#### RAW DATA ####

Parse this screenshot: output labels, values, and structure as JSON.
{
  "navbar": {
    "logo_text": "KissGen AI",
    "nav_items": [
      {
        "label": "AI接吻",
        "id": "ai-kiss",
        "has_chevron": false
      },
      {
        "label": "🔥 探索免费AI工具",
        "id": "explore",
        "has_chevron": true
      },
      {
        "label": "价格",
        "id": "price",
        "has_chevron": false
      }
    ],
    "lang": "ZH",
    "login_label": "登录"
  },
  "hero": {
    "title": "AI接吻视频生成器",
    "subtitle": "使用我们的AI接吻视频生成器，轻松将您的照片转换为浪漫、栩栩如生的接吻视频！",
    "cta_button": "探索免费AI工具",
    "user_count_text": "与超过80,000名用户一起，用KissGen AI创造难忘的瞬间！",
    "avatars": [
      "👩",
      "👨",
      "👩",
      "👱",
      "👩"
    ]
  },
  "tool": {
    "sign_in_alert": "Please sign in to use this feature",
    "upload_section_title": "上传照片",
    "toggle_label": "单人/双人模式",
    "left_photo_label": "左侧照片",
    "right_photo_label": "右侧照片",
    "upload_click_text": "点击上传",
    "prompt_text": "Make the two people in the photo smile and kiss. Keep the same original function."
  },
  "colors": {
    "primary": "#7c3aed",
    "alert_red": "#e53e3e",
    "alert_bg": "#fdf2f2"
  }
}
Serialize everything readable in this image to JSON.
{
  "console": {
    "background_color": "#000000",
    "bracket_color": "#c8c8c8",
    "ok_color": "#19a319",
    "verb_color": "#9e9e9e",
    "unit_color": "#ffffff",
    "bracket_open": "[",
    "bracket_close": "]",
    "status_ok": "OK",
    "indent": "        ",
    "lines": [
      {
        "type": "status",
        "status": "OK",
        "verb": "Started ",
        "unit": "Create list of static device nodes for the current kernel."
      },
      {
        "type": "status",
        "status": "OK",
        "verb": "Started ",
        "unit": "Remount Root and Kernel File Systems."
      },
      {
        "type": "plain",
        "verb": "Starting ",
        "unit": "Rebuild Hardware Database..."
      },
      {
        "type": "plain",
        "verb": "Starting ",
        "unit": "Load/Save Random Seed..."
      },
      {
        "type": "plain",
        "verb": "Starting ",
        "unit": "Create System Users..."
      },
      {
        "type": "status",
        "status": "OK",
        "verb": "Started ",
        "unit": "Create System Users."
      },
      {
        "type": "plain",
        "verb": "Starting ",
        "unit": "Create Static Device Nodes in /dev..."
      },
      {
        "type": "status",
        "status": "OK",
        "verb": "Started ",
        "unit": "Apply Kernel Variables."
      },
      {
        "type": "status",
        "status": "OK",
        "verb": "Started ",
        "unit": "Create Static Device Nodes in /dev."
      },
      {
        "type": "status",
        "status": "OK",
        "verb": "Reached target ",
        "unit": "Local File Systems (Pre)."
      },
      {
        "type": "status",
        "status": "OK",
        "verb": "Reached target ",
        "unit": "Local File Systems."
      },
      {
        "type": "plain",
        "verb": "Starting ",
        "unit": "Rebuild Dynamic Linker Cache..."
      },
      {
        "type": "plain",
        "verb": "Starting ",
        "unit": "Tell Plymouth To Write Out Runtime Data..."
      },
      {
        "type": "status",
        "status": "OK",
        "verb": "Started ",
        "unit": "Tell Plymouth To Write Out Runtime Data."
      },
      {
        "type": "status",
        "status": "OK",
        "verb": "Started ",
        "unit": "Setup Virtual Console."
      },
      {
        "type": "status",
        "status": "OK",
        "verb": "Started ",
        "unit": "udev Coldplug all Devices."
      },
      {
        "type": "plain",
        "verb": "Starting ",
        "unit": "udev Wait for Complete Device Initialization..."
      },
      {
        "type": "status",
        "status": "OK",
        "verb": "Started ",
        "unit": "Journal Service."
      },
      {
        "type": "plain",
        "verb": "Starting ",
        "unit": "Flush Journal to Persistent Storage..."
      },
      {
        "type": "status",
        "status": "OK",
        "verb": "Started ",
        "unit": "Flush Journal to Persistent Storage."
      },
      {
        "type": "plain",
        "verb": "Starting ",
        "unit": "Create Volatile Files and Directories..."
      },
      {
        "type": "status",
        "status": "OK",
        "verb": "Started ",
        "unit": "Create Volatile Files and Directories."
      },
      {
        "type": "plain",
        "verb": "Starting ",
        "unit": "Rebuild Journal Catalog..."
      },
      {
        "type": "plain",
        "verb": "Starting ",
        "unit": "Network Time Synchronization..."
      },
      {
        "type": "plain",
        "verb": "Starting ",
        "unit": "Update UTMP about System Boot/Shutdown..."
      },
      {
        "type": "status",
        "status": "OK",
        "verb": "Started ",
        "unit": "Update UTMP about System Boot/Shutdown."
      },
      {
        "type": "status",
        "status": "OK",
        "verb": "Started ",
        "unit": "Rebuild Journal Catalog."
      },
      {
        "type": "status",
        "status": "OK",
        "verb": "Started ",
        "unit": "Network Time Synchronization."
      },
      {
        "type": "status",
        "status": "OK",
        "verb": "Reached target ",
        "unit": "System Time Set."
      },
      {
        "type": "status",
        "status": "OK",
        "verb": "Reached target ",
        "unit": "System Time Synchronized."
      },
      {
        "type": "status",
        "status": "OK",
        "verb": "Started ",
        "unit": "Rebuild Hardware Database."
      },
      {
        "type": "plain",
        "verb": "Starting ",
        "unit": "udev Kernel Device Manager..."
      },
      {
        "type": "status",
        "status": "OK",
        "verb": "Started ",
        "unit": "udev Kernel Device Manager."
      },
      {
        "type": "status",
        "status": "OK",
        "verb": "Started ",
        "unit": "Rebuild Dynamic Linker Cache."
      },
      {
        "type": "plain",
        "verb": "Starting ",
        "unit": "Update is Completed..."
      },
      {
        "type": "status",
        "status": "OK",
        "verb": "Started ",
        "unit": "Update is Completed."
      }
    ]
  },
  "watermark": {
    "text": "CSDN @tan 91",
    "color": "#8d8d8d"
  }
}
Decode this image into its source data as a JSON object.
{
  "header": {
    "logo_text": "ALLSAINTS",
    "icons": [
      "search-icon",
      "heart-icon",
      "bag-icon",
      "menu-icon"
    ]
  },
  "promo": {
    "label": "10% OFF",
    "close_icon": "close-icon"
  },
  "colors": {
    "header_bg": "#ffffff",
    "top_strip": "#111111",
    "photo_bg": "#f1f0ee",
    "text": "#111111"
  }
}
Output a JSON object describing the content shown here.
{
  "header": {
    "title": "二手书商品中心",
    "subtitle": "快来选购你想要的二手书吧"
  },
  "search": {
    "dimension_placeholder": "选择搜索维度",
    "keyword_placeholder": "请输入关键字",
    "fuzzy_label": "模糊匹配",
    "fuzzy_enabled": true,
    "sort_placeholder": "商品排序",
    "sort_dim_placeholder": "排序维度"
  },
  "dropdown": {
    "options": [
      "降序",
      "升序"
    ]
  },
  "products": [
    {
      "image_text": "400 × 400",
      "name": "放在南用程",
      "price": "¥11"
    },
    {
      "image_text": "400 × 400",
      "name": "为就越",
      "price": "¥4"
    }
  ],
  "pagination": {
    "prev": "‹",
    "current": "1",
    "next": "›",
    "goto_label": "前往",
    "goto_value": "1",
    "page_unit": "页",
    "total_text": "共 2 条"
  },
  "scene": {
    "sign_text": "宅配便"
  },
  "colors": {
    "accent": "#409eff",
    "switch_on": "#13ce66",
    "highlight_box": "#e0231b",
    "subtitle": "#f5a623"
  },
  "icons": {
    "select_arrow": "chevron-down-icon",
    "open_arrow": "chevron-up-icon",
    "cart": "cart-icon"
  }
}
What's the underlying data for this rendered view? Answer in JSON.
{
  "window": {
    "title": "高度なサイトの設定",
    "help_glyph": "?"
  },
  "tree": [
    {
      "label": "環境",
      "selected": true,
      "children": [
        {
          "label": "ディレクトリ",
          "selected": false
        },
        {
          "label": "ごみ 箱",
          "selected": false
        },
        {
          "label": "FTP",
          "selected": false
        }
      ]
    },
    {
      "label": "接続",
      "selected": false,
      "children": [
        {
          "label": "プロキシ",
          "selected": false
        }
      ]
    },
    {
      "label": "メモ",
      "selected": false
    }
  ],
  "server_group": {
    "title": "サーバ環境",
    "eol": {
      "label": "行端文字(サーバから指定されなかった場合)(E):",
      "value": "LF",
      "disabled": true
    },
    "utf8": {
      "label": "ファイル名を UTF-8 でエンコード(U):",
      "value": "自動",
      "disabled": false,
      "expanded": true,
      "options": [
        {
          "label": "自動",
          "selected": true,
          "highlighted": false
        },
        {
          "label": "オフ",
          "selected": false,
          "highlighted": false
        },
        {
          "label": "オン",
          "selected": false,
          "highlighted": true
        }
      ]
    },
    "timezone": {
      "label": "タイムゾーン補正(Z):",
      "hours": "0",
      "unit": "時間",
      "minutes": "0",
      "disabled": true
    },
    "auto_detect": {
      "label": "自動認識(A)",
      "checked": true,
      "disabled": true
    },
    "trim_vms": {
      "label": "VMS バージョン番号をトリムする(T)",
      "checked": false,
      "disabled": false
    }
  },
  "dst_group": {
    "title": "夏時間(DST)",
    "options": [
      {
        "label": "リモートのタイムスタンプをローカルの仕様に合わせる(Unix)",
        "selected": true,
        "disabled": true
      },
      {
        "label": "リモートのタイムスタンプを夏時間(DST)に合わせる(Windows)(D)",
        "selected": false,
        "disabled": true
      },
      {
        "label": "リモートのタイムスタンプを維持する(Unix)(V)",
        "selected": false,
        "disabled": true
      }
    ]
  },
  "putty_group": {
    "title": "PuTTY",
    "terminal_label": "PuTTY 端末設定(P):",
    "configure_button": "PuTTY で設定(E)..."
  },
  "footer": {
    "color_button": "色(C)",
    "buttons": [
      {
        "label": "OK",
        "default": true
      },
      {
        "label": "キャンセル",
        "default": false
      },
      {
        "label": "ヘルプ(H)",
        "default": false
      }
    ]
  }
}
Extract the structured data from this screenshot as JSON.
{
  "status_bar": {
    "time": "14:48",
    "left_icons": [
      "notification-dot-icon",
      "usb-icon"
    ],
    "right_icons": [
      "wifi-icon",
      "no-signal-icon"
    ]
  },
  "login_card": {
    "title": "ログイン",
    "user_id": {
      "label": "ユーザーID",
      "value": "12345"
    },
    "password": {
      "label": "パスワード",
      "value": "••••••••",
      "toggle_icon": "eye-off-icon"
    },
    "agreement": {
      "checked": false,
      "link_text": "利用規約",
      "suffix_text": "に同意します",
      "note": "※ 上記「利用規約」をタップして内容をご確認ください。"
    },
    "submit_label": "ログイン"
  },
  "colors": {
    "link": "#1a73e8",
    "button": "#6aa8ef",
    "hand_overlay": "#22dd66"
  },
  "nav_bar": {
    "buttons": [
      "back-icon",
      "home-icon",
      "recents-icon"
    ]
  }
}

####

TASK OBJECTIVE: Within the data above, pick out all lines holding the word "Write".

SOLUTION TO THIS PROBLEM:
        "unit": "Tell Plymouth To Write Out Runtime Data..."
        "unit": "Tell Plymouth To Write Out Runtime Data."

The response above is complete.